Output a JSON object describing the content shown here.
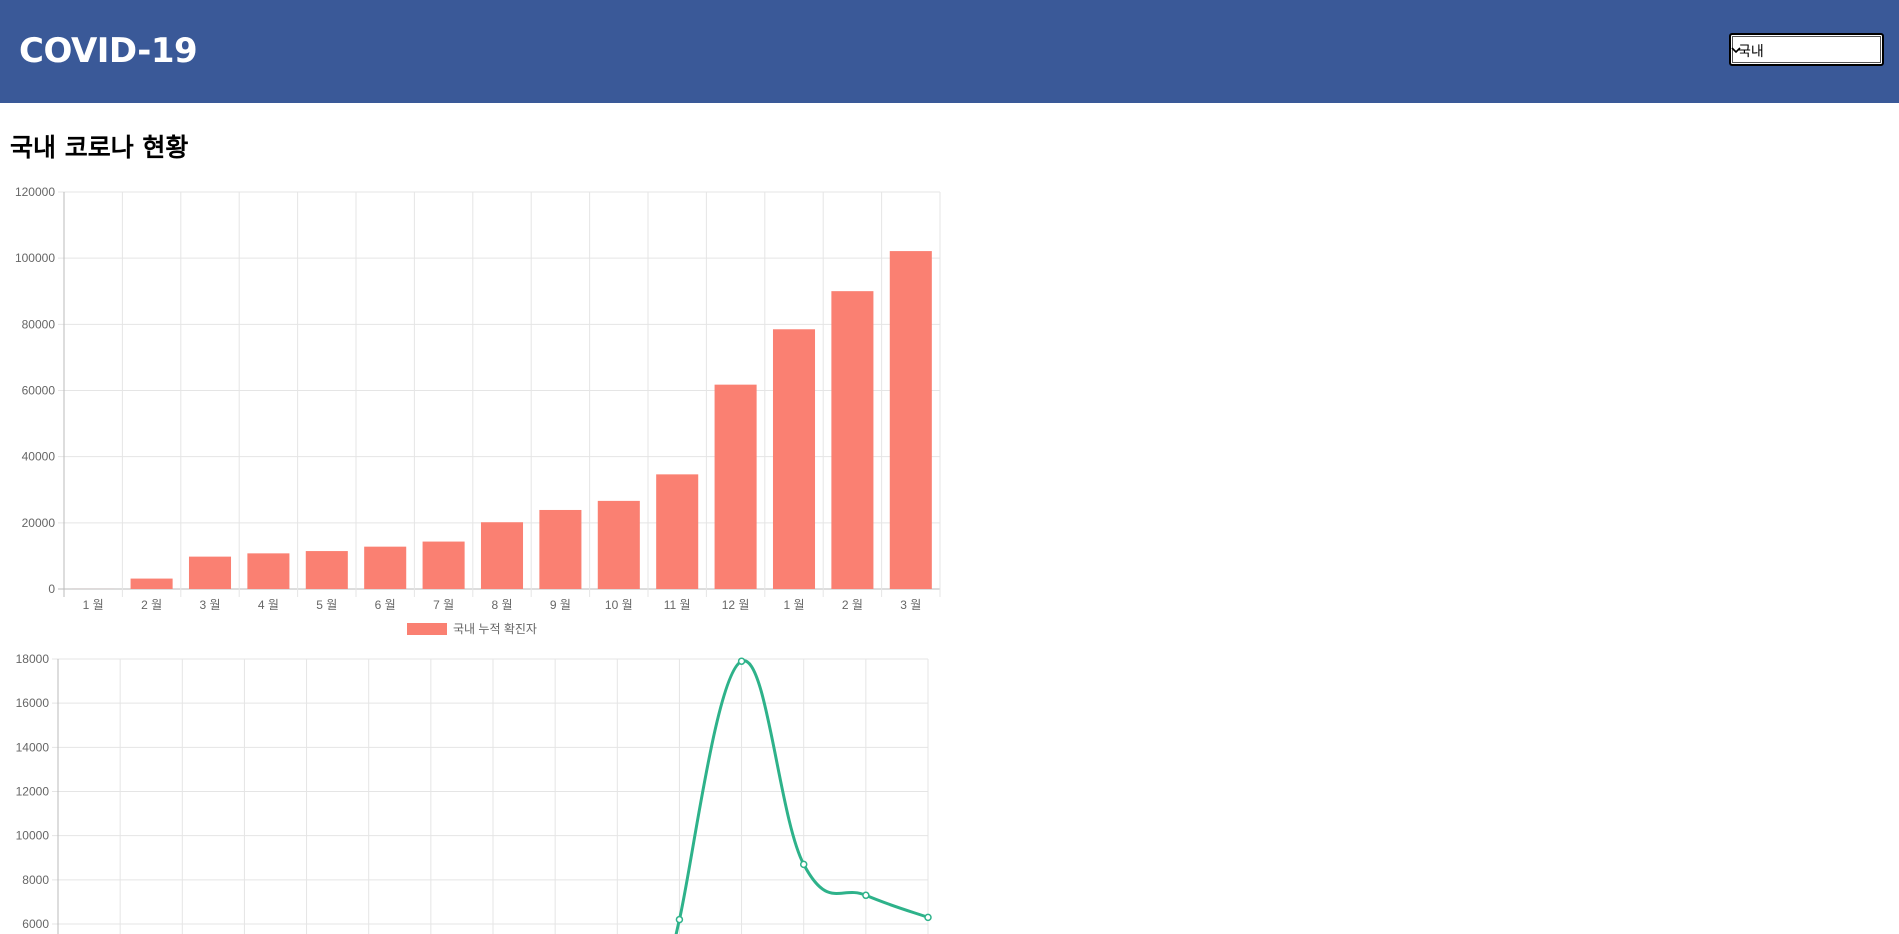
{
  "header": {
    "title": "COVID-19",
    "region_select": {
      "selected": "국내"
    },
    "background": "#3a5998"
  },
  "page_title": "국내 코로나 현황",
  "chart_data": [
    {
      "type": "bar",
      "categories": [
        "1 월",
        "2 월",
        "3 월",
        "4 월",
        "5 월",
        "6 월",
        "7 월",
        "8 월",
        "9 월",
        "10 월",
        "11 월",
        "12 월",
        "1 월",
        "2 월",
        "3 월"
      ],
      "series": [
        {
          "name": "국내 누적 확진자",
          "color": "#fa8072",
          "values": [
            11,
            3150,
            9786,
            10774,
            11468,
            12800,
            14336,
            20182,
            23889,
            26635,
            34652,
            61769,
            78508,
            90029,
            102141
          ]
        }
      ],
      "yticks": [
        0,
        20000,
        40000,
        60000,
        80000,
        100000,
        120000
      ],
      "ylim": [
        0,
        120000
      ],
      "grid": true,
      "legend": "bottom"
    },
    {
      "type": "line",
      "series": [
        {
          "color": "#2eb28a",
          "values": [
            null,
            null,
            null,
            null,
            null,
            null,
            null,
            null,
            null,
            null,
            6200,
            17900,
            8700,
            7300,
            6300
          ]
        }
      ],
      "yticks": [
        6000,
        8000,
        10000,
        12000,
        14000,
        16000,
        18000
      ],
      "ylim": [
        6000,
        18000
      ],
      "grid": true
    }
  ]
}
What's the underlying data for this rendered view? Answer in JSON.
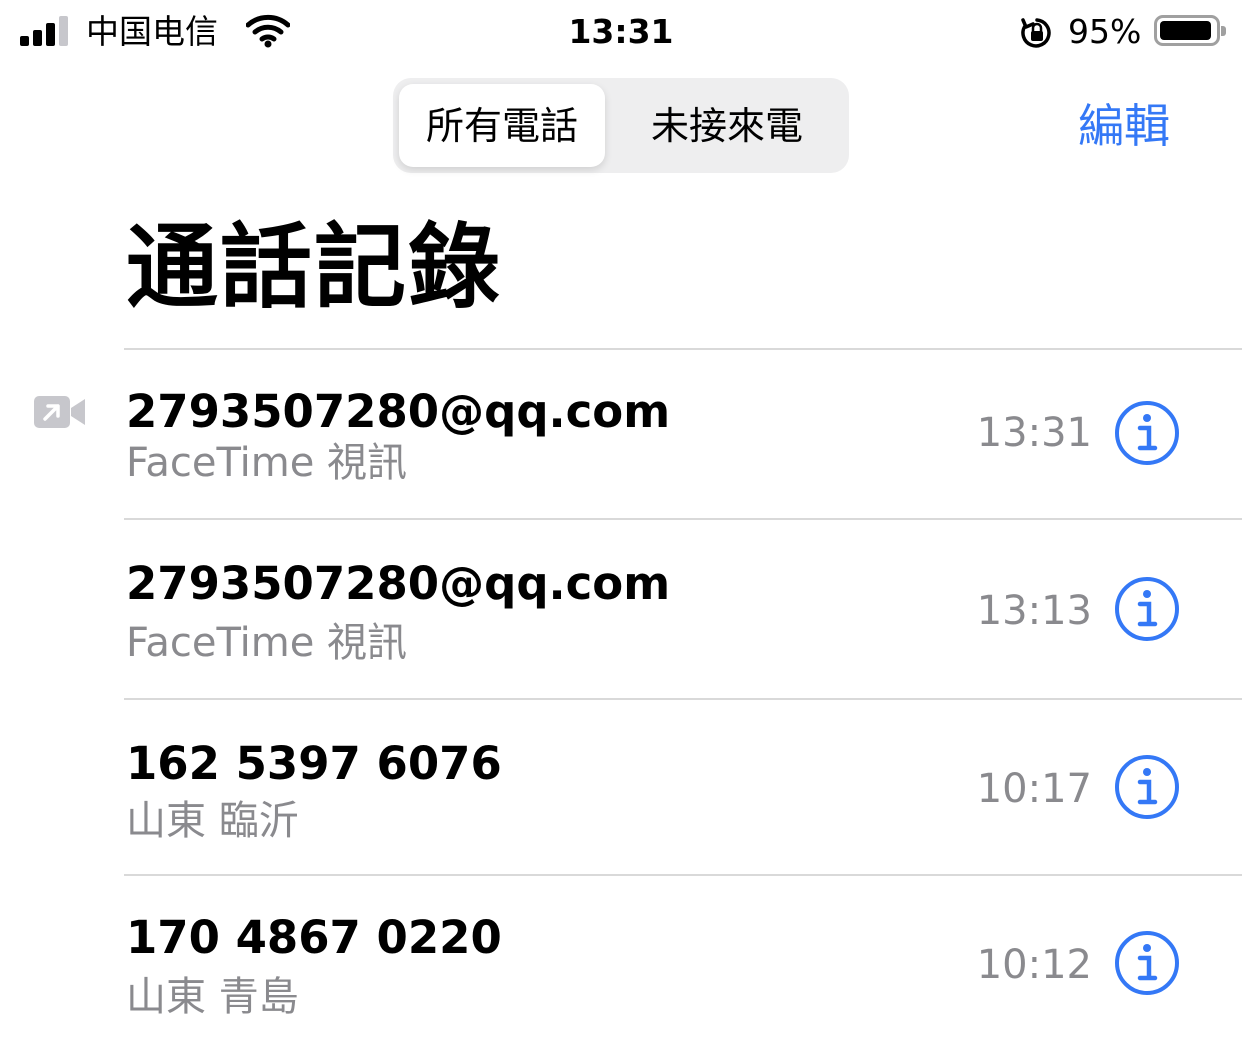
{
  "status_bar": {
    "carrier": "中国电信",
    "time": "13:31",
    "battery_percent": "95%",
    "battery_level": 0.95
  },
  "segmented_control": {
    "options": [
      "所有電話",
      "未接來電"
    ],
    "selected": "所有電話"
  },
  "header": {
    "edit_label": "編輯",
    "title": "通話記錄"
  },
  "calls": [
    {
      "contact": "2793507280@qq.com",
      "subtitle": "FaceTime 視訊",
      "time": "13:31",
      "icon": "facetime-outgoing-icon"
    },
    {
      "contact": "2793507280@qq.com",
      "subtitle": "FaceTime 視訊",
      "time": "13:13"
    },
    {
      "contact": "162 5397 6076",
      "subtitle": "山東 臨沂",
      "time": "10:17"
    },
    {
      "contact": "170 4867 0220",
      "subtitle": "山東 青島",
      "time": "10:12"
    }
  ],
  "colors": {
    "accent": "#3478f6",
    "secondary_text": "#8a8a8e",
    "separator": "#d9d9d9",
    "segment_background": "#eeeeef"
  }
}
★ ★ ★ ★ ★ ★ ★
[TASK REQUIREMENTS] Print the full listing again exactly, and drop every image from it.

[TASK RESULT]
Output a JSON object describing the content shown here.
{
  "header": {
    "title": "COVID-19",
    "region_select": {
      "selected": "국내"
    },
    "background": "#3a5998"
  },
  "page_title": "국내 코로나 현황",
  "chart_data": [
    {
      "type": "bar",
      "categories": [
        "1 월",
        "2 월",
        "3 월",
        "4 월",
        "5 월",
        "6 월",
        "7 월",
        "8 월",
        "9 월",
        "10 월",
        "11 월",
        "12 월",
        "1 월",
        "2 월",
        "3 월"
      ],
      "series": [
        {
          "name": "국내 누적 확진자",
          "color": "#fa8072",
          "values": [
            11,
            3150,
            9786,
            10774,
            11468,
            12800,
            14336,
            20182,
            23889,
            26635,
            34652,
            61769,
            78508,
            90029,
            102141
          ]
        }
      ],
      "yticks": [
        0,
        20000,
        40000,
        60000,
        80000,
        100000,
        120000
      ],
      "ylim": [
        0,
        120000
      ],
      "grid": true,
      "legend": "bottom"
    },
    {
      "type": "line",
      "series": [
        {
          "color": "#2eb28a",
          "values": [
            null,
            null,
            null,
            null,
            null,
            null,
            null,
            null,
            null,
            null,
            6200,
            17900,
            8700,
            7300,
            6300
          ]
        }
      ],
      "yticks": [
        6000,
        8000,
        10000,
        12000,
        14000,
        16000,
        18000
      ],
      "ylim": [
        6000,
        18000
      ],
      "grid": true
    }
  ]
}
What's the underlying data for this rendered view? Answer in JSON.
{
  "status_bar": {
    "carrier": "中国电信",
    "time": "13:31",
    "battery_percent": "95%",
    "battery_level": 0.95
  },
  "segmented_control": {
    "options": [
      "所有電話",
      "未接來電"
    ],
    "selected": "所有電話"
  },
  "header": {
    "edit_label": "編輯",
    "title": "通話記錄"
  },
  "calls": [
    {
      "contact": "2793507280@qq.com",
      "subtitle": "FaceTime 視訊",
      "time": "13:31",
      "icon": "facetime-outgoing-icon"
    },
    {
      "contact": "2793507280@qq.com",
      "subtitle": "FaceTime 視訊",
      "time": "13:13"
    },
    {
      "contact": "162 5397 6076",
      "subtitle": "山東 臨沂",
      "time": "10:17"
    },
    {
      "contact": "170 4867 0220",
      "subtitle": "山東 青島",
      "time": "10:12"
    }
  ],
  "colors": {
    "accent": "#3478f6",
    "secondary_text": "#8a8a8e",
    "separator": "#d9d9d9",
    "segment_background": "#eeeeef"
  }
}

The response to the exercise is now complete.